The president of the Nigerian Senate, BukolaSaraki, has spoken of how he worked hard to acquire massive wealth, although he said he did not know his worth. The interview by BBC Hausa service was culled from the website of Premium Times:



Q: What is in the Petroleum Industry Bill, PIB?

A: What we have tried to do with the good governance institution is to try and work out an environment that is in the petroleum sector to ensure transparency, good governance, reduce duplication, ensure efficiency in the petroleum sector. We spent about four to five months working on that and its good to see that finally we have got to a stage where it passed second reading, which had not been achieved before now.

Q: Officials always talk about corruption; do you believe Nigeria is a corrupt country?

A: My take is that I must market my country, so I am not gonna be able to label the country as such. My view is that yes there are issues that we must address, but I am not gonna hammer on that so much because I need to market my country so that I can get private sector in flow. I must create an enabling environment that will encourage that because without that as government alone, it will be difficult for us to be able to see the kind of growth that we are talking about.

Q: Have you seen corruption for example taking place…

A: Of course there are, that is why we have oversight functions. Like many other countries, we have those kinds of challenges, but we have moved a long way.

Q: Many in this country see a lot of politicians as wealthy individuals, for example, you as an individual; how much are you worth?

A: I don’t know!

Q: You don’t know how much you are worth? How much did you declare?

A: I can’t remember these figures

Q: That means it’s a huge figure?

A: I don’t think it’s a crime anywhere for you to either work hard or be blessed. What I think is important is the commitment to serve.

Q: How did you amass all this wealth?

A: I come from a blessed family. I come from a family where my parents had opportunity and after that I worked hard in the private sector and I think I have worked hard for everything that I have. I made 95% of my asset before I joined government.

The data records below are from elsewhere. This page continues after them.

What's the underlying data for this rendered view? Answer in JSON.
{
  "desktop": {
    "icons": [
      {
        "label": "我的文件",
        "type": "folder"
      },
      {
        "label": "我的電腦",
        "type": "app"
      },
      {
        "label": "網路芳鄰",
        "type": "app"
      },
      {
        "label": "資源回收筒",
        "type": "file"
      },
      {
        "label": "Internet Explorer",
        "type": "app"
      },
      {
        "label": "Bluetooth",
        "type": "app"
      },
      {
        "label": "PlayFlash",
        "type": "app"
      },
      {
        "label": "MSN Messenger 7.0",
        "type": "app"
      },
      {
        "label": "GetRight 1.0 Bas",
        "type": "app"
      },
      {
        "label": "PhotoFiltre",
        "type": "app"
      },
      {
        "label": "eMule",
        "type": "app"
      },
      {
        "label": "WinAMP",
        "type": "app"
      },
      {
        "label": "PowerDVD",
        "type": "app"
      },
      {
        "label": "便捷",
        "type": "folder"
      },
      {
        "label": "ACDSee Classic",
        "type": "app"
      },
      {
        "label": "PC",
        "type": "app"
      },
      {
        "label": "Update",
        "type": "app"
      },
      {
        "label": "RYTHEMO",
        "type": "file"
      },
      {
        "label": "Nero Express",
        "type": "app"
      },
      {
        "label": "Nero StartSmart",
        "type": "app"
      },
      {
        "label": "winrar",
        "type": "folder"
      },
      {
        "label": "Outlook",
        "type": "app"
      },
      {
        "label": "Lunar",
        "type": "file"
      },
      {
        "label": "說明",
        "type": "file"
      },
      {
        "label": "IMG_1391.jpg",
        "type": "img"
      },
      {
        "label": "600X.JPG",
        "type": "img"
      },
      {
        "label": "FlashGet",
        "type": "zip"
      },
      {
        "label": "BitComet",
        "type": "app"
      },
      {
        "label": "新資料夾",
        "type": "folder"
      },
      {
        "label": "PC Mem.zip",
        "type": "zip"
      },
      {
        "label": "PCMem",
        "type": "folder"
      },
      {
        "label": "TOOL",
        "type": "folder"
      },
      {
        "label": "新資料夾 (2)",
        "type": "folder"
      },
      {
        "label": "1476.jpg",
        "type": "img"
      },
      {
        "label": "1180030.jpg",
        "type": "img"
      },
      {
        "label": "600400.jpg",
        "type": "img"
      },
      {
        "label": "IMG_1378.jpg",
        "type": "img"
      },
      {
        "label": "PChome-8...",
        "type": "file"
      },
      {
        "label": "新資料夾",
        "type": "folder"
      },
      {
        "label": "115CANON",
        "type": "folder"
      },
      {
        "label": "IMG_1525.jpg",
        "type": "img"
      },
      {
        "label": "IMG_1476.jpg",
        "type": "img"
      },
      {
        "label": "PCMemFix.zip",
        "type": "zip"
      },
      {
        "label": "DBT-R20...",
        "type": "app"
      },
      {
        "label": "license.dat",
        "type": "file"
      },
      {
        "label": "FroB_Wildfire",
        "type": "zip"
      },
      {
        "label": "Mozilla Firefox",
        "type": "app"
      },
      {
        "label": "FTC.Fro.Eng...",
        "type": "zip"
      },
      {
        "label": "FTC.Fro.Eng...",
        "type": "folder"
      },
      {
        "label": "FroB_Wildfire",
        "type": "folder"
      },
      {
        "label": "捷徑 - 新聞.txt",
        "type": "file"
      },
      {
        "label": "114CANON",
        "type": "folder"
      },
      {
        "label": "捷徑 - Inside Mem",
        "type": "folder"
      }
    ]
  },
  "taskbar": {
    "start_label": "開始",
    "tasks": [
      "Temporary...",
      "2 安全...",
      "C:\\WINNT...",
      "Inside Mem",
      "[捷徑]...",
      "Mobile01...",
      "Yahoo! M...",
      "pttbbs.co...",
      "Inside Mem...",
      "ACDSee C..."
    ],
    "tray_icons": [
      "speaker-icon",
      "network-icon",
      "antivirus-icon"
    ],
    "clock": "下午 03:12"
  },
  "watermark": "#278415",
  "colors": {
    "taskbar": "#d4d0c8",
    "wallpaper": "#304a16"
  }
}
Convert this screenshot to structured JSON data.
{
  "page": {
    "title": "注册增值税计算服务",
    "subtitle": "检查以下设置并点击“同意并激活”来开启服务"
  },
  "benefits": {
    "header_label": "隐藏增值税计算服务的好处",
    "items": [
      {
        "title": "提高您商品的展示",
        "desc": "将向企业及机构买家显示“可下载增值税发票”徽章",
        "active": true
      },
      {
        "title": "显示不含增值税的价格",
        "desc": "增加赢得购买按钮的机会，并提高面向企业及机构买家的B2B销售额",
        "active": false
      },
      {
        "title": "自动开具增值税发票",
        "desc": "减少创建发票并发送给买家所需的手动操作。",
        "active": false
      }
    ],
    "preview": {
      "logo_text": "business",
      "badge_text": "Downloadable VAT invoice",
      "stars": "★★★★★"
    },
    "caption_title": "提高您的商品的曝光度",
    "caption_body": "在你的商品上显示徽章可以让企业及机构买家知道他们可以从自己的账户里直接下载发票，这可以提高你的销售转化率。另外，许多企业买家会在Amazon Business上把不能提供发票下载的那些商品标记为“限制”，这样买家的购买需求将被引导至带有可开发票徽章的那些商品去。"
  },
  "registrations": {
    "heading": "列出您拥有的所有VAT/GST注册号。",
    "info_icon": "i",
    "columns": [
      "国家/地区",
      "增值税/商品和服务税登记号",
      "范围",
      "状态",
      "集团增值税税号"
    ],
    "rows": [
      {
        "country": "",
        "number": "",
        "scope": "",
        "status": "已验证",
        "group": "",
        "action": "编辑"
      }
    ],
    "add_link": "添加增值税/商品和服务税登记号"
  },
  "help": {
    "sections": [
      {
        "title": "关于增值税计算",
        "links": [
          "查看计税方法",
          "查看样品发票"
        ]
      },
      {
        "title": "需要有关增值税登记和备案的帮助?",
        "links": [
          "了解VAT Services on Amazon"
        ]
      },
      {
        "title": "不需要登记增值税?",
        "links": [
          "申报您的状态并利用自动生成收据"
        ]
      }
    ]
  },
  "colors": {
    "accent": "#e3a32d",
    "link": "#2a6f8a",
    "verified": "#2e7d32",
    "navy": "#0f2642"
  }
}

Q: You talked about generating more revenue and collecting more taxes; but a member of your family was implicated in the Panama papers?

A: The issue was that they found out that the company has been set up; but it was a holding company; which had nothing to do with taxes, nothing at all.

Q: Why was it set up?

A: It was based on legal advice. The company was set up because they were acquiring an asset and it was advised at that time that I had to set up. It was not a company set up by ourselves, but by a legal firm and to the best of our knowledge, no law was broken.

Q: You are currently standing trial before a court accused of falsely declaring an asset?

A: Yeah, that case is ongoing.

Q: So did you declare anything that was not yours?

A: As I have said many times on this case, I will prove my innocence. These were forms that were declared over 13 years ago and it only emerged in August after I became Senate President. If there were infractions in those forms the Code of Conduct could have raised those items a long time ago; they didn’t. So I said I am confident that I will clear my name and I don’t believe that I have done anything wrong.

Premium Times

The Interview Editors

Written by The Interview Editors

The Interview is a niche publication, targeting leaders and aspiring leaders in business, politics, entertainment, sports, arts, the professions and others within society’s upper middle class and high-end segment in Nigeria.